Cedar: Hunter’s Natural Scent Block

January 6, 2014

Removing scent has been a technique employed by hunters for hundreds of years. Game animals such as deer are intelligent creatures, and have a keen sense of smell. Done, correctly brings the hunt to the hunter. There are manufactured products that can prove expensive with marginal results. Some of the most convenient and economical solutions come from nature. Cedar is one of the very best of nature’s scent blocks.

General Preparation

If you go out smelling like bacon, cologne or heavily scented detergents, you are going to get busted, no matter what scent block you use. Set aside a couple of days prior to the trip to get yourself and clothes de-scented.

You – Yes, you stink-naturally. Those around you may not love this idea, but it is a good idea to stay away from cologne, scented deodorant, mouthwash, or soap.  To replace deodorant, try using a salt crystal. Salt crystals are available readily available at the local health food store and as an alternative in some grocery chains. If you have it available to you, head off to the gym for sweat in the sauna to remove more toxins and scent.

Stay away from spicy or extremely pungent foods like hot sauce, garlic and onions that have an immediate effect. Drinking plenty of water also reduces scent.  You can also try some of the de-scenting options at some of hunter specialty stores like mouthwash, deodorants, and shampoos.

Hunting Clothes Prep- Usually a good thing…clothes retain residue from laundry detergents, fabric softeners, and bleach. Before washing, run the washing machine once with only water on the hot with an extra rinse cycle and then once replacing your normal laundry products with pure baking soda.

The best options for drying the clothes are to line dry or hang them outside to keep them from gathering more scent from the dryer.
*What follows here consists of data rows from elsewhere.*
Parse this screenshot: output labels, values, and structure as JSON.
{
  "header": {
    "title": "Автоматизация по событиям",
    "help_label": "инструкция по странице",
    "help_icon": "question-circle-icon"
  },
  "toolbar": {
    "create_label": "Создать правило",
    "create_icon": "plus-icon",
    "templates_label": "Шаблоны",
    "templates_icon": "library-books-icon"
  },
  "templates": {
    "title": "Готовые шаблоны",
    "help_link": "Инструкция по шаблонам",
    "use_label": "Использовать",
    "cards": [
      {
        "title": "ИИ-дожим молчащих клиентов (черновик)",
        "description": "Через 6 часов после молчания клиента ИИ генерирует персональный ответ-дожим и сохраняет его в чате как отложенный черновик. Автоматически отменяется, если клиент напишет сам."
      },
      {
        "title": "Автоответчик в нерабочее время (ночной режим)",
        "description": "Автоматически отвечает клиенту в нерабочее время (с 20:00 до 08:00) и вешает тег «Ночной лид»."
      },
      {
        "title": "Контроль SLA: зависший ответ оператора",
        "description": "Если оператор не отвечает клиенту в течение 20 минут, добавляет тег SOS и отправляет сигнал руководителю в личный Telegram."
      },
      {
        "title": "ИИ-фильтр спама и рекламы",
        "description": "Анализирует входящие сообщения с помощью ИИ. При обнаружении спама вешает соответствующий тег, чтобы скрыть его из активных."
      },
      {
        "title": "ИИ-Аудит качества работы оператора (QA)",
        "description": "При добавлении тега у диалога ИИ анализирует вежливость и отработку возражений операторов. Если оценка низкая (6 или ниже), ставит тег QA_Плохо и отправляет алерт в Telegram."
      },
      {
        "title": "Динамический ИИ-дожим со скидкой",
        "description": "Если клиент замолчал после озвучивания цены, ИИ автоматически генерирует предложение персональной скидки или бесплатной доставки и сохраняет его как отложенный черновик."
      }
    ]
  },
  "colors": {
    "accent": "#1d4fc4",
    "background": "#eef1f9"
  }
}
It also gives them a chance to pick up a little outdoor scent.

 

Easy Recipe for Cedar Scent Block

Things You’ll Need

  • 1 pound of cedar chips
  • Water
  • Old pot or kettle
  • Stove (or fire-pit if you are prepping in camp)
  • Strainer or cheesecloth
  • Spray bottle

Instructions

  1. Gather up the cedar chips and water. Water from a local river or stream is best to mimic the natural environment. Untreated well water is another good choice too. Tap water is the least desirable as it is heavily treated and can contain chemicals such as fluoride or chlorine.
  2. Keep half of the chips intact and grind the other half into finer pieces or sawdust.
  3. Pour all of the cedar mix into an old pot or kettle. Older pots are best to use because the mixture will leave a residue inside the pot. You can use it year after year. If you are in camp, you can use a metal coffee can.
  4. Pour water into the pot, just enough to cover the top of the mix. Set the pot on a stove or fire-pit.
  5. Boil for one hour. Periodically stir and mash up the cedar chunks to help release the oils. Once you notice a rich cedar aroma, the mixture is ready. Allow the water to cool.
    1. Now you are ready to strain the mixture. Cheesecloth is best, but a strainer can be used too. Strain the mixture through a strainer or cheesecloth. Cheesecloth is available in the baking section of the grocery store and some hardware stores. This will remove any large cedar chunks.
    2. Pour the new cedar cover scent into a spray bottle. Spray the scent onto your hunting gear liberally or as needed.

Alternatively, you can also use this liquid in the washer for your clothes. Wash clothes in baking soda and add 1 cup to the rinse cycle.